In addition, all software that executes inside of secure chip must be suspect, so an immutable hardware layer is the best design practice. Specifically, checking the highest privilege software to ensure that even the highest privileged software that is executing in the chip is executing correctly. Another good design technique is that all code running in the chip must be cryptographically signed, with permissions assigned based on signatures. This makes it almost impossible for an adversary to duplicate permissions and execute code at a level of authentication that they are not authorized to access.
Brute Force Glitch Attacks
Glitch injection is a brute force attack where an adversary creates a significant amount of noise in the system or on your chip to cause the chip to behave in an unusual way. This can be done by simply shorting or zapping the chip’s power supply, often just by taking a paperclip and shorting some of the power supplies to ground. It is impossible to predict where any errors might appear in your chip when this is done. However, your adversary is hoping is that these glitches or bit flips will appear within a lifecycle control circuit within the chip.
Tarnovsky, Chris. (2010, July 28). Semiconductor Security Awareness Today & Yesterday at Blackhat 2010. Retrieved from https://www.youtube.com/watch?v=WXX00tRKOlw

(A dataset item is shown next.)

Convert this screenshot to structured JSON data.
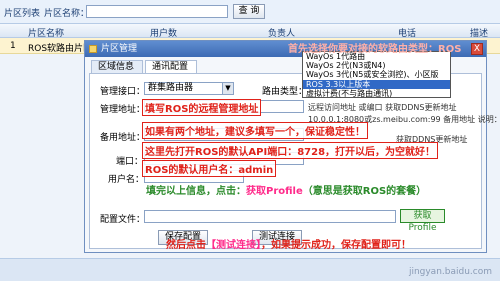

A lifecycle control is how a security chip distinguishes between its insecure manufacturing state and its highly secure in-field state. When a chip boots, when it is first powered up, an adversary will attempt to glitch it, trying to confuse the chip to believe it is ‘waking up’ for the first time in an insecure manufacturing state. In this state, nonvolatile memory contents can be unloaded directly, and scan chains might be re-enabled. Put simply, a maliciously induced insecure manufacturing state makes the chip highly vulnerable to attackers.
The countermeasures for glitch injections are usually chip-level protections. This means the entire chip is protected against glitching, for example, with on-chip regulators that create internal-only voltages used to power up the logic that controls lifecycle controls. Another aspect of glitch attacks on a chip is how they relate to fault injection, which is much more of a surgical attack. In contrast, glitch attacks target the entire chip at once and are considered very heavy handed.
Every chip in a system is designed to operate within a range of voltages and temperatures. An adversary who takes control of a system can raise the voltage or lower the temperature – or lower the temperature and raise the voltage. This action forces the chip to operate in an environment it was not designed to operate in. This technique is similar to the glitch attack we described earlier. The intent of an environmental attack is to cause the chip to malfunction when it is booting, so the chip will ‘wake up’ in an insecure manufacturing state, rather than a secured in-field state.
The countermeasures for these attacks are quite similar to those used to protect against glitch injection attacks. Such countermeasures are usually provided at the chip level by various sensors and alarms that monitor the external voltages applied to the chip, as well as monitor the ambient operating temperature of the chip. Another counter measure for an environmental attack can be found in ‘first to fail’ circuits, which are built with the smallest design margin. After a secure computation is complete, you can check the output of these ‘first to fail’ circuits to verify that the ‘first to fail’ circuits operated correctly. This means the secure circuits with a more operational design margin have also completed correctly.